Top of DATA TO PROCESS
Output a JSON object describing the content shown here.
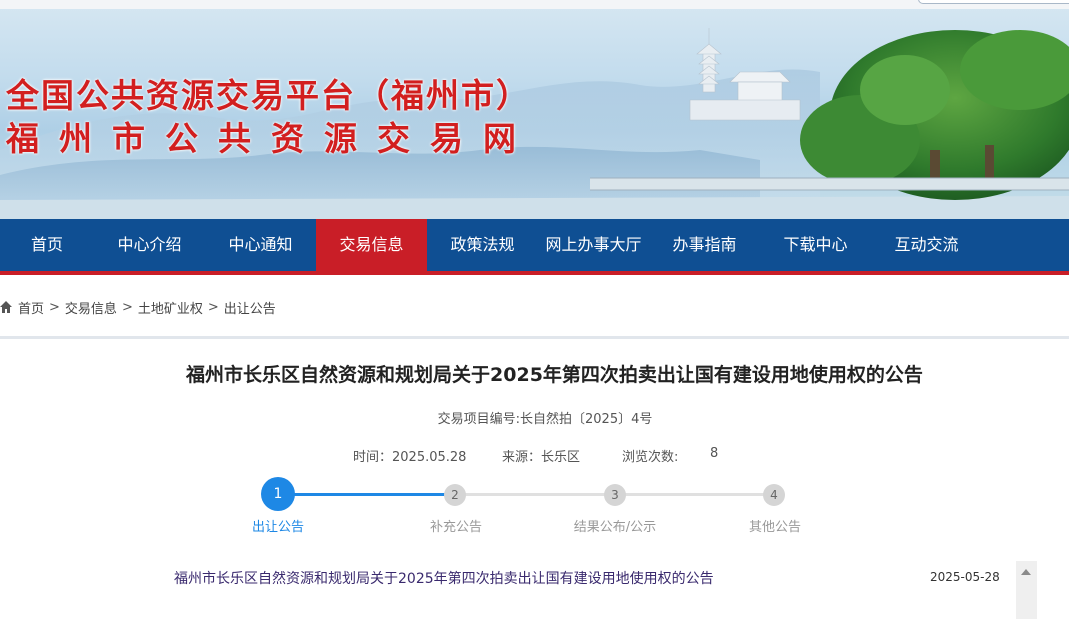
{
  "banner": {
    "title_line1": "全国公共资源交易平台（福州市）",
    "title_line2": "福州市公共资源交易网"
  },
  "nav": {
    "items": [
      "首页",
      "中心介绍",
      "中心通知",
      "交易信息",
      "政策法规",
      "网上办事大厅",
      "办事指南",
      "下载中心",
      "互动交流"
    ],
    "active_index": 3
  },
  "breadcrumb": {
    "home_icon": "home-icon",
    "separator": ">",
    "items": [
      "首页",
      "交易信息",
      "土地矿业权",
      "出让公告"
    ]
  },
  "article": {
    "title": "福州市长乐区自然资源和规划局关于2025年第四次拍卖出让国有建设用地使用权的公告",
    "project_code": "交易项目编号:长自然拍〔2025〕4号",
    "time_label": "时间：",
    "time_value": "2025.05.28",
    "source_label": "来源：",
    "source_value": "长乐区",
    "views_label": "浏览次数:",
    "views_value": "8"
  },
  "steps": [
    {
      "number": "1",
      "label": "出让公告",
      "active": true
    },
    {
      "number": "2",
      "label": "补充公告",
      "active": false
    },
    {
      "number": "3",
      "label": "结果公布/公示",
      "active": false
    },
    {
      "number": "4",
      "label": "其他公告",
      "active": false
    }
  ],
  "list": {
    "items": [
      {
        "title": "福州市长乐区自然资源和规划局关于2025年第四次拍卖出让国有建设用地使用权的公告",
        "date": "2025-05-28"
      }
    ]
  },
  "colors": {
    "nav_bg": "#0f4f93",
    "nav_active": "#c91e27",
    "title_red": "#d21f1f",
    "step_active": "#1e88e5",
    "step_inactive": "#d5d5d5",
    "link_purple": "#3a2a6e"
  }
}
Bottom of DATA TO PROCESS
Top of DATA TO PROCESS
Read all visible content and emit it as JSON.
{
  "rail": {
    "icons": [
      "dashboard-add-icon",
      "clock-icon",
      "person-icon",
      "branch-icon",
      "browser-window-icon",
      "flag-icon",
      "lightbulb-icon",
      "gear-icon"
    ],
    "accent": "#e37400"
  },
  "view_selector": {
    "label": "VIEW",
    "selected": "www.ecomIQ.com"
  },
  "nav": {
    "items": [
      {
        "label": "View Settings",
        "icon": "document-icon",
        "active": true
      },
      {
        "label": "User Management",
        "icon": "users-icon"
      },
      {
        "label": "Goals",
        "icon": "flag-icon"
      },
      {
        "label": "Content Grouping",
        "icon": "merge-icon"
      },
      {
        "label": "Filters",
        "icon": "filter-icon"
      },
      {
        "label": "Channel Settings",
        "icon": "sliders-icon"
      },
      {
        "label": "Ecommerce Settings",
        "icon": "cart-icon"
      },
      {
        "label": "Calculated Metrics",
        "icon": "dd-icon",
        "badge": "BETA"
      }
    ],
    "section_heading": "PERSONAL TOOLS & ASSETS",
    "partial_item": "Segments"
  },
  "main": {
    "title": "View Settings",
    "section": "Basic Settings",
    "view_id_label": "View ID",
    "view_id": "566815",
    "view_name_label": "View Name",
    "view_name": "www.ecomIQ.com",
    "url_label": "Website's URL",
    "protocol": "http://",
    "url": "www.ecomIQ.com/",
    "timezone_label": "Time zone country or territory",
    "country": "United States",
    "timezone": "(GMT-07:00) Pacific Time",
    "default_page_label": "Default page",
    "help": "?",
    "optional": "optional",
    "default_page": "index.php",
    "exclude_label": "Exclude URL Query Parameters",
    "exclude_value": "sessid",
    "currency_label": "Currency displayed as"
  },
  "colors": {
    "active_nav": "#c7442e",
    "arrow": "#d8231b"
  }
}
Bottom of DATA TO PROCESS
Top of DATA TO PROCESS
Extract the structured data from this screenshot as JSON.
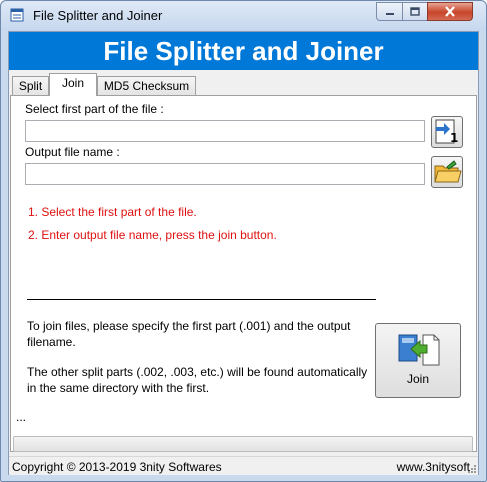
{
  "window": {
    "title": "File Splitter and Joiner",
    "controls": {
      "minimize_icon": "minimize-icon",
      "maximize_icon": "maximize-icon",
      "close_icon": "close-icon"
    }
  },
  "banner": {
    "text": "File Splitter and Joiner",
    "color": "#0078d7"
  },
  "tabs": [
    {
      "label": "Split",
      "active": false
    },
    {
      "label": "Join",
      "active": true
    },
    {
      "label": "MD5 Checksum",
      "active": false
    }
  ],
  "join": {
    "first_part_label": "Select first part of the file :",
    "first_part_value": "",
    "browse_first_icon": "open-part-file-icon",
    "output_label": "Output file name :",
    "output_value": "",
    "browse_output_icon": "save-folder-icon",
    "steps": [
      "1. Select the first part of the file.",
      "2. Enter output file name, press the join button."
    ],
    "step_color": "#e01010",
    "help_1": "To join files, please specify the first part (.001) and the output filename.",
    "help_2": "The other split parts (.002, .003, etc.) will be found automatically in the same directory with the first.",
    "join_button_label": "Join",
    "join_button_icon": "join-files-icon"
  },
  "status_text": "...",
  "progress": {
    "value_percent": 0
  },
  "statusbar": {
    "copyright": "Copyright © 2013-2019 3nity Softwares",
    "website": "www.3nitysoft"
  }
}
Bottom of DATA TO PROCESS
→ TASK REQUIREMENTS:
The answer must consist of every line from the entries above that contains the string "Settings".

→ EXPECTED ANSWER:
        "label": "View Settings",
        "label": "Channel Settings",
        "label": "Ecommerce Settings",
    "title": "View Settings",
    "section": "Basic Settings",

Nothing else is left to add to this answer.